First episode genital herpes before 28 weeks of pregnancy Women are recommended to re-start antiviral medication from week 36 until the baby is born. The woman should expect to have a normal vaginal delivery if that is what she and her midwife/obstetrician had planned. If a woman then goes into labour before 32 weeks (six weeks premature) the baby may need to be delivered by caesarean section because there is a risk of the baby catching herpes during a normal vaginal delivery. Your obstetrician will discuss this with you.

First episode genital herpes after 28 weeks of pregnancy Women are advised to continue antiviral medication until the baby is born. The baby may need to be delivered by caesarean section. This is because there is a risk of the baby catching the virus during a normal vaginal delivery. Aciclovir, one of the treatments for herpes, is safe to use in pregnancy.

Recurrent genital herpes in pregnancy Having recurrent genital herpes during pregnancy does not harm the baby in any way.

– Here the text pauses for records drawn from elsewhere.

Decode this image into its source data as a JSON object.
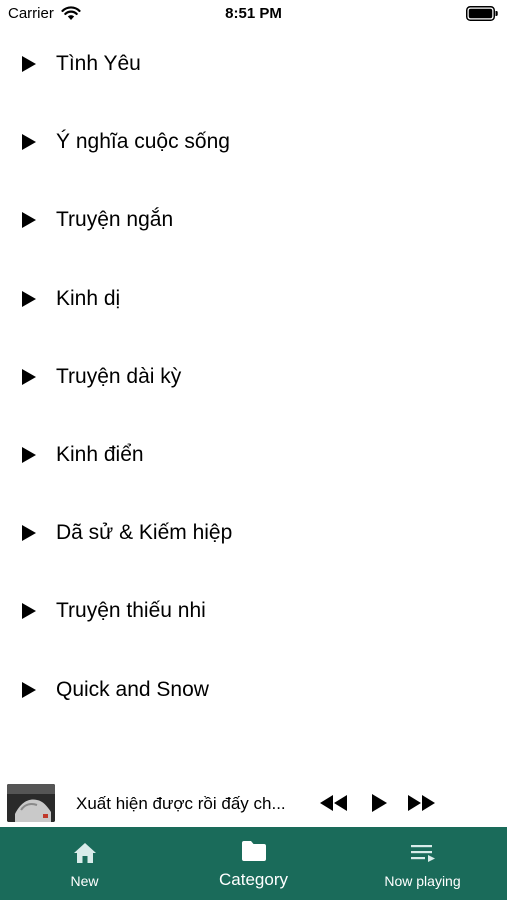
{
  "status_bar": {
    "carrier": "Carrier",
    "time": "8:51 PM"
  },
  "categories": [
    {
      "label": "Tình Yêu"
    },
    {
      "label": "Ý nghĩa cuộc sống"
    },
    {
      "label": "Truyện ngắn"
    },
    {
      "label": "Kinh dị"
    },
    {
      "label": "Truyện dài kỳ"
    },
    {
      "label": "Kinh điển"
    },
    {
      "label": "Dã sử & Kiếm hiệp"
    },
    {
      "label": "Truyện thiếu nhi"
    },
    {
      "label": "Quick and Snow"
    }
  ],
  "mini_player": {
    "title": "Xuất hiện được rồi đấy ch...",
    "controls": [
      "rewind-icon",
      "play-icon",
      "fast-forward-icon"
    ]
  },
  "tab_bar": {
    "tabs": [
      {
        "label": "New",
        "icon": "home-icon"
      },
      {
        "label": "Category",
        "icon": "folder-icon"
      },
      {
        "label": "Now playing",
        "icon": "playlist-icon"
      }
    ]
  },
  "colors": {
    "tab_bar_bg": "#1a6b5a",
    "tab_text": "#ffffff",
    "text": "#000000"
  }
}
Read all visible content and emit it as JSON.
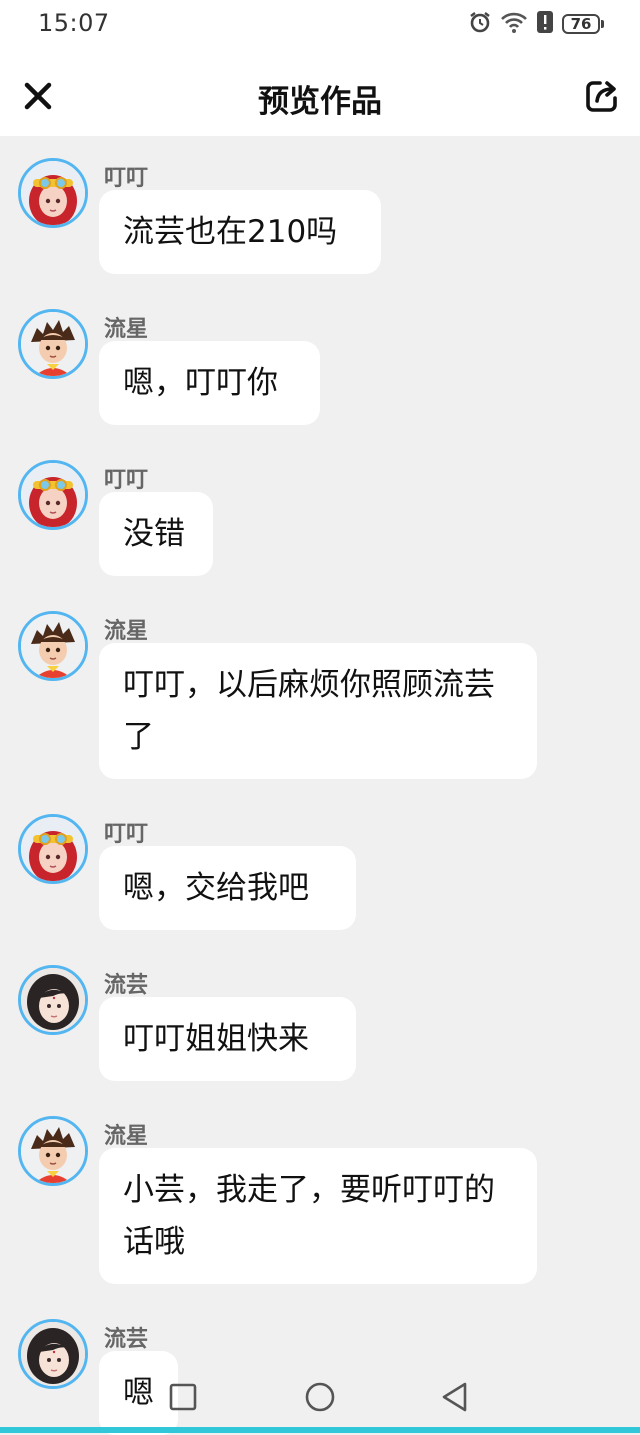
{
  "status": {
    "time": "15:07",
    "battery": "76"
  },
  "header": {
    "title": "预览作品"
  },
  "messages": [
    {
      "sender": "叮叮",
      "text": "流芸也在210吗",
      "avatar": "dingding"
    },
    {
      "sender": "流星",
      "text": "嗯，叮叮你",
      "avatar": "liuxing"
    },
    {
      "sender": "叮叮",
      "text": "没错",
      "avatar": "dingding"
    },
    {
      "sender": "流星",
      "text": "叮叮，以后麻烦你照顾流芸了",
      "avatar": "liuxing"
    },
    {
      "sender": "叮叮",
      "text": "嗯，交给我吧",
      "avatar": "dingding"
    },
    {
      "sender": "流芸",
      "text": "叮叮姐姐快来",
      "avatar": "liuyun"
    },
    {
      "sender": "流星",
      "text": "小芸，我走了，要听叮叮的话哦",
      "avatar": "liuxing"
    },
    {
      "sender": "流芸",
      "text": "嗯",
      "avatar": "liuyun"
    }
  ],
  "colors": {
    "avatar_ring": "#54b6f0",
    "background": "#f0f0f0",
    "accent_bar": "#30c8d8"
  },
  "icons": {
    "close": "close-icon",
    "share": "share-icon",
    "nav": [
      "recent-apps-icon",
      "home-icon",
      "back-icon"
    ]
  }
}
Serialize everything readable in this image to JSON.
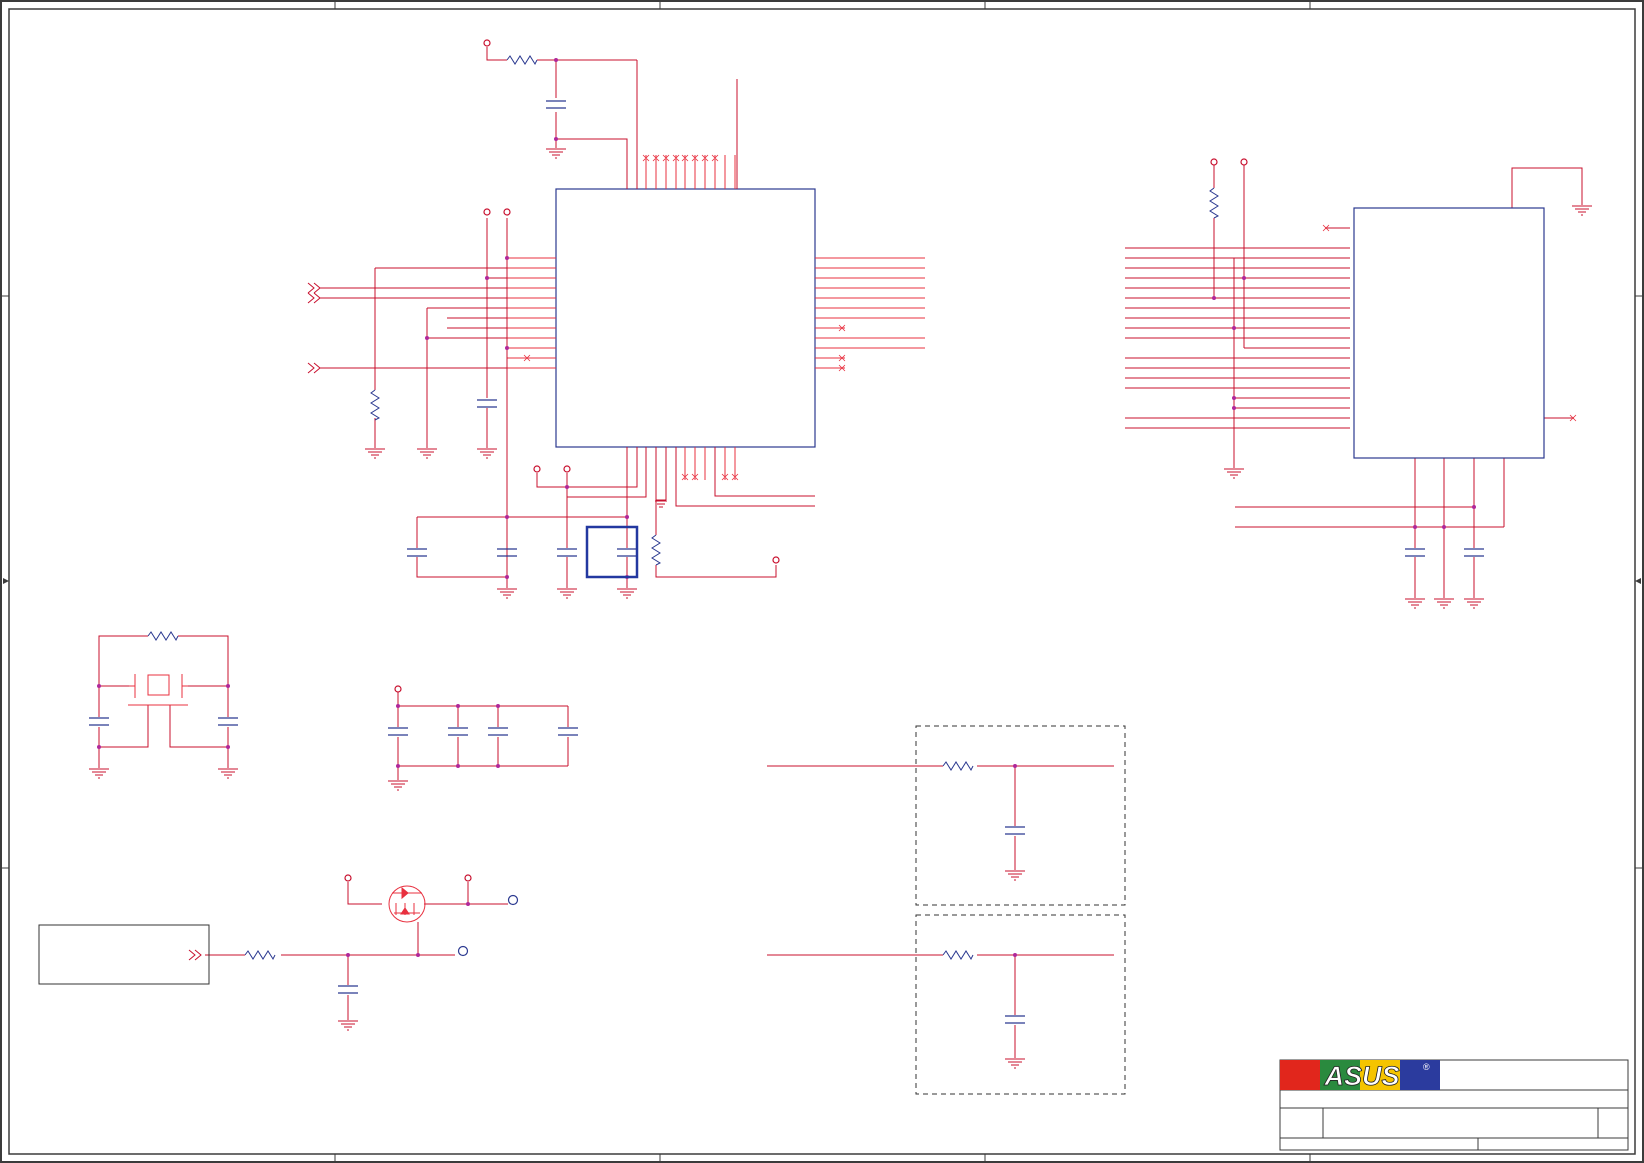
{
  "diagram": {
    "type": "electrical-schematic",
    "colors": {
      "wire": "#c8102e",
      "pin": "#e8303f",
      "passive": "#2b3990",
      "junction": "#b0279a",
      "border": "#3b3b3b",
      "highlight": "#2338a0",
      "dashed_box": "#333333"
    }
  },
  "title_block": {
    "logo_text": "ASUS",
    "logo_mark": "®",
    "logo_colors": [
      "#e1261c",
      "#2a8a3e",
      "#f5c400",
      "#2b3b9e"
    ]
  }
}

Antibodies produced by the woman’s immune system against the virus offer some protection for the baby. Doctors may advise the woman to take antiviral medication from 36 weeks of pregnancy until the baby is born, to prevent a recurrence at the time of delivery. A woman who has a genital herpes recurrence (even if she is in labour at the time) will usually have a normal vaginal delivery.

Important

See your midwife or GP if you think you have genital herpes in pregnancy.

The Herpes Viruses Association (HVA) The HVA is a patient support group which for many years has helped and advised people with herpes infection. HVA Helpline 0845 123 2305 (weekdays only) HVA e-mail info@herpes.org.uk HVA Website www.herpes.org.uk



The information on this page has been adapted by NHS Wales from original content supplied by NHS UK NHS website nhs.uk
Last Updated: 24/03/2022 14:16:22